> [MATERIALS PROVIDED]
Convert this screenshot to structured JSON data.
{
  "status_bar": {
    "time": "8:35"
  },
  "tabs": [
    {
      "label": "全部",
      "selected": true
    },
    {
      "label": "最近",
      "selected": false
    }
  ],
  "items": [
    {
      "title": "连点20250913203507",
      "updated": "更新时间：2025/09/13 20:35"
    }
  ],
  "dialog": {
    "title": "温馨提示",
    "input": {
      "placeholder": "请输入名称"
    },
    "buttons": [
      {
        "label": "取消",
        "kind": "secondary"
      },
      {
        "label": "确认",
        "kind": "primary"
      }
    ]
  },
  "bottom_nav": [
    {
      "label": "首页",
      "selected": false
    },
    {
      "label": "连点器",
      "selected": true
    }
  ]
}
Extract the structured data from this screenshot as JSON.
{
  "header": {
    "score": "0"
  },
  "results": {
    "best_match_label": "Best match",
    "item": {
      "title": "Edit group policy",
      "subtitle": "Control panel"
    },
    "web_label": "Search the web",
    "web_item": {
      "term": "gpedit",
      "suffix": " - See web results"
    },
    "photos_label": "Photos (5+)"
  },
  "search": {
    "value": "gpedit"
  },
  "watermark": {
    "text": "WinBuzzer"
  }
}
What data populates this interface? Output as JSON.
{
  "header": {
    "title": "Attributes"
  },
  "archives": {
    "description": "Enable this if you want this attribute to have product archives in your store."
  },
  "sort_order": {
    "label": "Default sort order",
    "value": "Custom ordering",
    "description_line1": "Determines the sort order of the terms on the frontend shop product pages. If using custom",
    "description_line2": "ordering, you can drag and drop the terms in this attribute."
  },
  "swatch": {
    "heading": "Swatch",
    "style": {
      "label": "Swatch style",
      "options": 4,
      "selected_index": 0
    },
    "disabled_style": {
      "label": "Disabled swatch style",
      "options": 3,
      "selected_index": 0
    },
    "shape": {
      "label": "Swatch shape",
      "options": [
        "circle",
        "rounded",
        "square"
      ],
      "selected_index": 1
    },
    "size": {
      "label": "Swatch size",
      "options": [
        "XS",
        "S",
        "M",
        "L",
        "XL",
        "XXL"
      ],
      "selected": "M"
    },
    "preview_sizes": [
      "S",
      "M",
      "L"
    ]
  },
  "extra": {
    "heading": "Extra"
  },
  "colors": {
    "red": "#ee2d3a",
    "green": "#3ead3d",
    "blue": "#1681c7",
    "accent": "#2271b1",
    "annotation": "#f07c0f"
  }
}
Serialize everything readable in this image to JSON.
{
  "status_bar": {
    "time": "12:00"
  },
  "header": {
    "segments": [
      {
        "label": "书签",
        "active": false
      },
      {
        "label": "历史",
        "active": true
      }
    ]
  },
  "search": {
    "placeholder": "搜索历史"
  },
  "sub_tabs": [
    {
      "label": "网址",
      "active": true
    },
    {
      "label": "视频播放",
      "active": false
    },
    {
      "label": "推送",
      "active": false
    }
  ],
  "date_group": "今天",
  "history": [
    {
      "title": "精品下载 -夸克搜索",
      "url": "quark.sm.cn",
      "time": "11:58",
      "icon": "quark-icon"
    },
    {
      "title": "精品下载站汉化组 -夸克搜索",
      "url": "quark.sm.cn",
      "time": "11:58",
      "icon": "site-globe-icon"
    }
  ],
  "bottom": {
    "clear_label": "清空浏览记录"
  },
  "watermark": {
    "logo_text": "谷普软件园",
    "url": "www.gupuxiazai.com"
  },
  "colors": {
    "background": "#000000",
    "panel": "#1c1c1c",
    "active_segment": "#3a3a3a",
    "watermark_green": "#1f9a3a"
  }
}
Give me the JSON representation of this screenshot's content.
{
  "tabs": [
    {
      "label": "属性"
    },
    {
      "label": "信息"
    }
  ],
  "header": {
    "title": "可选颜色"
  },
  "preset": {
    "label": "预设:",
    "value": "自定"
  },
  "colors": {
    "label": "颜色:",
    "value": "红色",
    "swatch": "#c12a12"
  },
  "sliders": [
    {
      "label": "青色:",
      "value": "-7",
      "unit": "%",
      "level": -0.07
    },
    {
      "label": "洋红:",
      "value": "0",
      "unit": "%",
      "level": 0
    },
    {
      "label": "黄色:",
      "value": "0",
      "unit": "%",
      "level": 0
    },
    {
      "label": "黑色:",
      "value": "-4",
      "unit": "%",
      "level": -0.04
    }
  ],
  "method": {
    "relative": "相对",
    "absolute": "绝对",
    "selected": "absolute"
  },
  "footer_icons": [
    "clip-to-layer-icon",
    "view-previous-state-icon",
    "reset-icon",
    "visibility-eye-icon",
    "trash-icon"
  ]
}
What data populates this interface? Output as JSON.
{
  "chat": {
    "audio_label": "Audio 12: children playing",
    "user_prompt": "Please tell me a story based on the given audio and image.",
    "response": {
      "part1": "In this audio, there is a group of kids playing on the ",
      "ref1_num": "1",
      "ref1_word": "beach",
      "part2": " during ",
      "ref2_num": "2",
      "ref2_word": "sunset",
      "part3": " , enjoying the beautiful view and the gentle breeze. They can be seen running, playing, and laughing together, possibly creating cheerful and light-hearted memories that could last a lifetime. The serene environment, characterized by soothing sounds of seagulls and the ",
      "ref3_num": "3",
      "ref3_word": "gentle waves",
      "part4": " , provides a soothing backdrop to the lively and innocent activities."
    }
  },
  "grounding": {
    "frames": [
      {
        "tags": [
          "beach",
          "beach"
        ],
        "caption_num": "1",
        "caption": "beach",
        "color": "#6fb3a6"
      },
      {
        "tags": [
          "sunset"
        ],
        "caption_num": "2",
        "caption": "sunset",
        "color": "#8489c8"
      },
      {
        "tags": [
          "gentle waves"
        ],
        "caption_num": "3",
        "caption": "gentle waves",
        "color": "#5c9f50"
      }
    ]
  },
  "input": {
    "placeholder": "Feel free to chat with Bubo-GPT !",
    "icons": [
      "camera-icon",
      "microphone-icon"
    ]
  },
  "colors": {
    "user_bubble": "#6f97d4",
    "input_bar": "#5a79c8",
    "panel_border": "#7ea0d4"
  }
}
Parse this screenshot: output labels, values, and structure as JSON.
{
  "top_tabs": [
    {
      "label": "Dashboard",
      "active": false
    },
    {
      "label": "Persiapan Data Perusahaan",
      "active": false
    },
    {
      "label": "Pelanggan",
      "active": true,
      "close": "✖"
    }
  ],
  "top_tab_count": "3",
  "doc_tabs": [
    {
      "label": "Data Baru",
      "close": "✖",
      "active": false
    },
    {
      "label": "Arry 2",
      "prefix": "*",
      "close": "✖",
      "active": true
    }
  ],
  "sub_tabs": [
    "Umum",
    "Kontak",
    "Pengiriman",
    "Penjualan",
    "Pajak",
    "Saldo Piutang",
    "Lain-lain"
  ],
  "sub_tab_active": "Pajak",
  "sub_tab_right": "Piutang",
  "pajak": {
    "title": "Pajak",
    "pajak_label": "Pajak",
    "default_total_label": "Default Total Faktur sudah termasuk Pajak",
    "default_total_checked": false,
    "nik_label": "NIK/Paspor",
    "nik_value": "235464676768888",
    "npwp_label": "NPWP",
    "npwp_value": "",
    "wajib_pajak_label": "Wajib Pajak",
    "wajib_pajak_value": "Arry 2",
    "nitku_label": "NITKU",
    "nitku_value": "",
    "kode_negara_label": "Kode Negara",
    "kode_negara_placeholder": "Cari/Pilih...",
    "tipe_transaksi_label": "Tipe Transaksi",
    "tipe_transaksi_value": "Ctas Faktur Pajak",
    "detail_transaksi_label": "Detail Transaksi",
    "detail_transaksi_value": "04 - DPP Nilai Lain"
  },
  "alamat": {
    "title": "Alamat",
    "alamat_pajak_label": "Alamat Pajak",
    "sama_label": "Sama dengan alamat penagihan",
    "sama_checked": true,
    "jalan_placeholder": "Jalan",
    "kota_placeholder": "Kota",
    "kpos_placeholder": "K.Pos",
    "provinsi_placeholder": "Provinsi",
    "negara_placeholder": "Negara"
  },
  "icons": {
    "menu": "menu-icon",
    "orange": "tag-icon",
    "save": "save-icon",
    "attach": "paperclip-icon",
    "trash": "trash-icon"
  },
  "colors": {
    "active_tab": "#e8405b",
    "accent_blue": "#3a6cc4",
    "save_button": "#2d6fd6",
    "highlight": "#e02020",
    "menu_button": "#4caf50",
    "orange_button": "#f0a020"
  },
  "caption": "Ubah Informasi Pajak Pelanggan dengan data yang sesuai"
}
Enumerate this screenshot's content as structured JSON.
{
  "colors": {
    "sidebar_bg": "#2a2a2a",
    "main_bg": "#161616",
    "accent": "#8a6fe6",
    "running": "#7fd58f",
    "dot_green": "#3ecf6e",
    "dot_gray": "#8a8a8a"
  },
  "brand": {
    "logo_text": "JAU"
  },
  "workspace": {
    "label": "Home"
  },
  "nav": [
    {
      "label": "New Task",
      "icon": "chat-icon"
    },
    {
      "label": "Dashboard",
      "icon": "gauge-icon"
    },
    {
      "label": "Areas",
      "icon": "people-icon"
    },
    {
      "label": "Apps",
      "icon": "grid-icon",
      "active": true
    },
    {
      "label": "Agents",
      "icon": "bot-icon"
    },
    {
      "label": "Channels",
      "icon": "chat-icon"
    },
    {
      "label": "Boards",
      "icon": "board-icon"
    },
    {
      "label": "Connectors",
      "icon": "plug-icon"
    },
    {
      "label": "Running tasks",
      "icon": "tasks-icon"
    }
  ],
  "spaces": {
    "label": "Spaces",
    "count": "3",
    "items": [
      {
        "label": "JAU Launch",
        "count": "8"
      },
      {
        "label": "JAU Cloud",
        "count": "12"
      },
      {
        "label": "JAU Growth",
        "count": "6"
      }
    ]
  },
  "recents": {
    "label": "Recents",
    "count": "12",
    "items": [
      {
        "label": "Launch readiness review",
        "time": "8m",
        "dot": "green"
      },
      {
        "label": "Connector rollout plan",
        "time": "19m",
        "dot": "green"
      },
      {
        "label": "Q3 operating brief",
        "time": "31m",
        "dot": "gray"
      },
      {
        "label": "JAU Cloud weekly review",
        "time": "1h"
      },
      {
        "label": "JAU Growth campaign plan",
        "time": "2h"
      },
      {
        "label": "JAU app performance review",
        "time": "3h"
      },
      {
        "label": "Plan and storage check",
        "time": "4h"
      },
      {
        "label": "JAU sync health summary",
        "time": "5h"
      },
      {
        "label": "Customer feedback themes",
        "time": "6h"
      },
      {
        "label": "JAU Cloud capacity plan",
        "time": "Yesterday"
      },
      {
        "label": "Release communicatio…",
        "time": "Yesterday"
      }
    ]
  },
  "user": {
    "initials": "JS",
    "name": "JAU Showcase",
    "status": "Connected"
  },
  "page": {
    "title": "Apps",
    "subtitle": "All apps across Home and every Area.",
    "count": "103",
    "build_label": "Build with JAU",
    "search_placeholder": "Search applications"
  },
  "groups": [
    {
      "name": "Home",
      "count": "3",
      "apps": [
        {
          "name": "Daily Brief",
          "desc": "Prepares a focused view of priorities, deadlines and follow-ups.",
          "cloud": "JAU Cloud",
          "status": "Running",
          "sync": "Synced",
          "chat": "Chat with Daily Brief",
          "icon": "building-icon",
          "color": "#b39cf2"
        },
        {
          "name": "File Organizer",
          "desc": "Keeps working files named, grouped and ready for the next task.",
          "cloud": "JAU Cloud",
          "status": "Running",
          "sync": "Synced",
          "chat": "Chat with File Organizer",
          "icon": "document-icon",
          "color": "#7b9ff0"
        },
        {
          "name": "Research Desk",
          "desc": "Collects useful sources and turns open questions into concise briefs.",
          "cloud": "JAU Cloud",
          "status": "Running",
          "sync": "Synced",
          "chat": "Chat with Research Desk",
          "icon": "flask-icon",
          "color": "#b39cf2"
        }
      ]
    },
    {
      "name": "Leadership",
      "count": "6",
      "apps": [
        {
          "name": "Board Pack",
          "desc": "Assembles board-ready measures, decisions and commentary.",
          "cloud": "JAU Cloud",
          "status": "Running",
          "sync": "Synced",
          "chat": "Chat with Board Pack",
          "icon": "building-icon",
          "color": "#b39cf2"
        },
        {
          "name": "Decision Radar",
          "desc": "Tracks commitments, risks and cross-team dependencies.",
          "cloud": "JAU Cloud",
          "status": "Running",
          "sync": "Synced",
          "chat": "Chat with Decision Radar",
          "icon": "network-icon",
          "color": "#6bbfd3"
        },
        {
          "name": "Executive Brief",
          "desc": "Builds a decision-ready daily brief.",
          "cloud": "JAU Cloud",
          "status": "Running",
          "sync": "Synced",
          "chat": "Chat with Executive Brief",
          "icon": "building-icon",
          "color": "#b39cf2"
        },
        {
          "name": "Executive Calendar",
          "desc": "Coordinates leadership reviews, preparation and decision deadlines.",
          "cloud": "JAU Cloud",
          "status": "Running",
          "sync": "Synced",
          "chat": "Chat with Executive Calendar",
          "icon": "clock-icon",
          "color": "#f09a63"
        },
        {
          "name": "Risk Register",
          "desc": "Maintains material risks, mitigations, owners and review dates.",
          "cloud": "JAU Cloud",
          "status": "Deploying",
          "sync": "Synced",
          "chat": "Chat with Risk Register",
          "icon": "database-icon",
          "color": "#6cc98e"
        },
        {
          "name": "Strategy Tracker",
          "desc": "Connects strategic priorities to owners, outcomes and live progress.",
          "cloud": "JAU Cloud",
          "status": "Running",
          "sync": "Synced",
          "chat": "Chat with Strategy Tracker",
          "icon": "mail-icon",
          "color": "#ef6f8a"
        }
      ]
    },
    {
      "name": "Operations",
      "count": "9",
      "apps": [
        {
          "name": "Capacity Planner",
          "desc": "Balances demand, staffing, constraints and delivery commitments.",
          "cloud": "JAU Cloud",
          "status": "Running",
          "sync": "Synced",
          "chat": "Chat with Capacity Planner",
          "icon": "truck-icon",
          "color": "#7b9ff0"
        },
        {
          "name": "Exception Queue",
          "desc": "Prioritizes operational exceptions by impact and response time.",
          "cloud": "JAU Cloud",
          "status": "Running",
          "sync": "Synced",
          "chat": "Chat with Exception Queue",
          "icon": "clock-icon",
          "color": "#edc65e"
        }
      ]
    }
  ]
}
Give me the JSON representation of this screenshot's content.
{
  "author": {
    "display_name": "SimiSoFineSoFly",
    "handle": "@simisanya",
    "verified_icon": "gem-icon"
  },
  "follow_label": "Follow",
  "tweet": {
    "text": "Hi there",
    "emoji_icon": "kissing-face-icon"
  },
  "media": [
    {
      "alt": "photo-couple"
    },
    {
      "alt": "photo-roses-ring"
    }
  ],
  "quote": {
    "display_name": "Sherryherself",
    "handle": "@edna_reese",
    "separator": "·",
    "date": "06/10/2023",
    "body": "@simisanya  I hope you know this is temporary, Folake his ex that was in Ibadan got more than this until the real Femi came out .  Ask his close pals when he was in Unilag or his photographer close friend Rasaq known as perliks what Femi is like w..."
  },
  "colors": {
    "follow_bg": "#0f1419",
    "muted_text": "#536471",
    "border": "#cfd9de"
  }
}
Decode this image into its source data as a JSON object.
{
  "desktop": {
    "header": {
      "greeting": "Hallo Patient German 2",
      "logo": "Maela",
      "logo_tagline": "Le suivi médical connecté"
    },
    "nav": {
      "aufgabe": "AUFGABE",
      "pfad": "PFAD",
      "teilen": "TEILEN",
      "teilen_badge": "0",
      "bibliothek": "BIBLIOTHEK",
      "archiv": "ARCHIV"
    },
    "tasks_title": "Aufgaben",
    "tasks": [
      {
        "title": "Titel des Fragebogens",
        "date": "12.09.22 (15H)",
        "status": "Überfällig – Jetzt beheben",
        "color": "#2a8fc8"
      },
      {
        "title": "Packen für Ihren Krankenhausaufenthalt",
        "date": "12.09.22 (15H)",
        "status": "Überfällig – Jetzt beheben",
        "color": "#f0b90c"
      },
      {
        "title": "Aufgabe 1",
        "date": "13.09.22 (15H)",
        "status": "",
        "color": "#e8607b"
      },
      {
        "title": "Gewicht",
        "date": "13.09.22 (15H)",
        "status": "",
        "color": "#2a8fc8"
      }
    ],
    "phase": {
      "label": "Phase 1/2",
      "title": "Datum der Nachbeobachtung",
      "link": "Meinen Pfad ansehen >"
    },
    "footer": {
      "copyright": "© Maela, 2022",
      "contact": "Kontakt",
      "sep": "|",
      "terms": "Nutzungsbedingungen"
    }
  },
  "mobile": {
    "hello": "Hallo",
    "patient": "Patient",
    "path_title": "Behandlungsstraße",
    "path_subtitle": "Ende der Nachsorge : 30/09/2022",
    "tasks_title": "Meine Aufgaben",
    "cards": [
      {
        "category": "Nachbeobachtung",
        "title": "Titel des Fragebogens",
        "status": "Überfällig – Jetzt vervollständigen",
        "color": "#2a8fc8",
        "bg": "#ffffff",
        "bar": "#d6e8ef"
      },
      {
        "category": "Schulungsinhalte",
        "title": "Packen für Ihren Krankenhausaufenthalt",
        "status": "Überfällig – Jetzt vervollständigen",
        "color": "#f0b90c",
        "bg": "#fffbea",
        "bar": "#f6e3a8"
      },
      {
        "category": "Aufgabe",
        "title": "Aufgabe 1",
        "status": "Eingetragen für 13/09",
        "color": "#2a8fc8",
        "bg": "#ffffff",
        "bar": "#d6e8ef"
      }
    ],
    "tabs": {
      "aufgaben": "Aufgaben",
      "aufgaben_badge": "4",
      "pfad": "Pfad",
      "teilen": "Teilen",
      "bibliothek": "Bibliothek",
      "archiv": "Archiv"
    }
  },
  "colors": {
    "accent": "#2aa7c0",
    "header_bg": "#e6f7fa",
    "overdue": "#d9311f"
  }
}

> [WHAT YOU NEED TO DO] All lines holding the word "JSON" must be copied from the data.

> [YOUR RESPONSE]
Convert this screenshot to structured JSON data.
Extract the structured data from this screenshot as JSON.
What data populates this interface? Output as JSON.
Serialize everything readable in this image to JSON.
Give me the JSON representation of this screenshot's content.
What data populates this interface? Output as JSON.
Parse this screenshot: output labels, values, and structure as JSON.
Enumerate this screenshot's content as structured JSON.
Give me the JSON representation of this screenshot's content.
Decode this image into its source data as a JSON object.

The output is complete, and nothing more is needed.